Any long, narrow, solid plastic shape is likely to be considered a strip, though when plastic strips are affixed around windows, doors or flooring they are often called trim.
Long, narrow sheets of plastic are sometimes also referred to as strips. Such plastic strip varieties are often placed in doorways for climate control purposes in industrial settings and even in public places. Most other plastic strip varieties are characterized by length and narrowness.
They are used as building trim, components in furniture, collators for nails in nail guns, vehicle trim and for many other purposes. Rigid plastic strips can be made from many plastic materials.
These include high and low density polyethylene, PET, polystyrene and many other plastic materials. Each material is chosen based on its qualities of strength, durability, weather resistance and other relevant qualities. PVC, for example, is often chosen because of its resistance to UV rays.

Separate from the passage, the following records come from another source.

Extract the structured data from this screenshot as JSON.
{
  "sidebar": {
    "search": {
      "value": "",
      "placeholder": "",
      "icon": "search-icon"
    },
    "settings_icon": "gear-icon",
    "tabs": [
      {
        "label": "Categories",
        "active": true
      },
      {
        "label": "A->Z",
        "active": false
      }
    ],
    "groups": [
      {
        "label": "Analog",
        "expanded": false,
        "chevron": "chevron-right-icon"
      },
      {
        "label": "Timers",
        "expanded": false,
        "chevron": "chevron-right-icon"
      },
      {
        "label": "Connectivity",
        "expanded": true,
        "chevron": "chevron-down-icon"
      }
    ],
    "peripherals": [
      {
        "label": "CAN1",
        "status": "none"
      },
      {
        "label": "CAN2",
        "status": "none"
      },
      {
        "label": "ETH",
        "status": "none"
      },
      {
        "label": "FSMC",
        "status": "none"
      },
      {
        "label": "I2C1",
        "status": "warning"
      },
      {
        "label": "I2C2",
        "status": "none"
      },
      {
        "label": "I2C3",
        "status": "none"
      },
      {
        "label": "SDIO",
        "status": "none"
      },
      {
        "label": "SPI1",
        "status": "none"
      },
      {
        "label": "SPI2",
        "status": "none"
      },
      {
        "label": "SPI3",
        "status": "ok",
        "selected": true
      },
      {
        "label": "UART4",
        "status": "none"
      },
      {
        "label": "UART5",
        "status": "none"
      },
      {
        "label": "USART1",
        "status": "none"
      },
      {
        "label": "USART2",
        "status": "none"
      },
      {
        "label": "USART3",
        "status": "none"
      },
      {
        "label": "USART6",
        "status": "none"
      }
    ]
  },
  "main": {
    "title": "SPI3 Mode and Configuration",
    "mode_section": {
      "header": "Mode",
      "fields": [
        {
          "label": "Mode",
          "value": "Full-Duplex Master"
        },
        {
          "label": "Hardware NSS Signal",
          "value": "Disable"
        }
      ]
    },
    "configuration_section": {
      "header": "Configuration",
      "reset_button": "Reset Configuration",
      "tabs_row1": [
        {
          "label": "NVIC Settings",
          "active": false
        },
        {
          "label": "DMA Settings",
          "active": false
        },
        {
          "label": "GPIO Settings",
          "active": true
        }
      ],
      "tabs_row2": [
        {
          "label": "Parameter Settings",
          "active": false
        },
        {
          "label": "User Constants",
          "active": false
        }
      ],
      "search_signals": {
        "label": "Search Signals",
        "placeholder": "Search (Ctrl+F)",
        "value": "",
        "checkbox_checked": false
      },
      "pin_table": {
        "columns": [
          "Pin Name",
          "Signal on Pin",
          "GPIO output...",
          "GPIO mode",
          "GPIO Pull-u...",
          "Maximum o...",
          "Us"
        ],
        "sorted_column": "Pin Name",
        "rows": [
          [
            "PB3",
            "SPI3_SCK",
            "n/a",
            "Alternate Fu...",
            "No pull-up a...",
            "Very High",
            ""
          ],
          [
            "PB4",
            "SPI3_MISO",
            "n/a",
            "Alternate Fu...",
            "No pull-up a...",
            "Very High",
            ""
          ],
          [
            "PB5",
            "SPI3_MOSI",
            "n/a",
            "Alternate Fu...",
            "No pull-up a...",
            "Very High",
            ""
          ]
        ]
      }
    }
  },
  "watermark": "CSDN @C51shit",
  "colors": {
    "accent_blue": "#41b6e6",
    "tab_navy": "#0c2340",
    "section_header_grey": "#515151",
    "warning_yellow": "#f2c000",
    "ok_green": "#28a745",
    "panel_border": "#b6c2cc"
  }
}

Plastic strips are manufactured by a process called extrusion. Extrusion is a continuous plastic fabrication process, which makes it especially suited to the creation of long plastic strips. At the beginning of the plastic strip extrusion process, a collection of raw plastic material, usually in the form of flakes or pellets, is placed in a hopper suspended above an extruder.
When the plastic is released from the hopper, it enters a conveyance channel where a large shearing screw forces the plastic down the channel as it turns. As the plastic moves down the channel, the friction caused by the turning of the screw causes the plastic to become molten.
Some extruders will feature electronic heating elements to aid in the plasticization of the material. By the time the plastic reaches the end of the channel, it is ready to be formed. At the end of the channel is a die, which is a specially designed tool that turns raw materials into useful products.
In the case of plastic extrusion, a die is a metal plate with a specially-cut hole through which the plastic is intended to pass. As the plastic is forced through the die, it takes its shape.
When it emerges on the other side of the die, it is a newly extruded plastic strip. The strip is then allowed to cool and harden, after which point it is cut to length and either sent for shipment or prepared for additional processing like painting or labeling.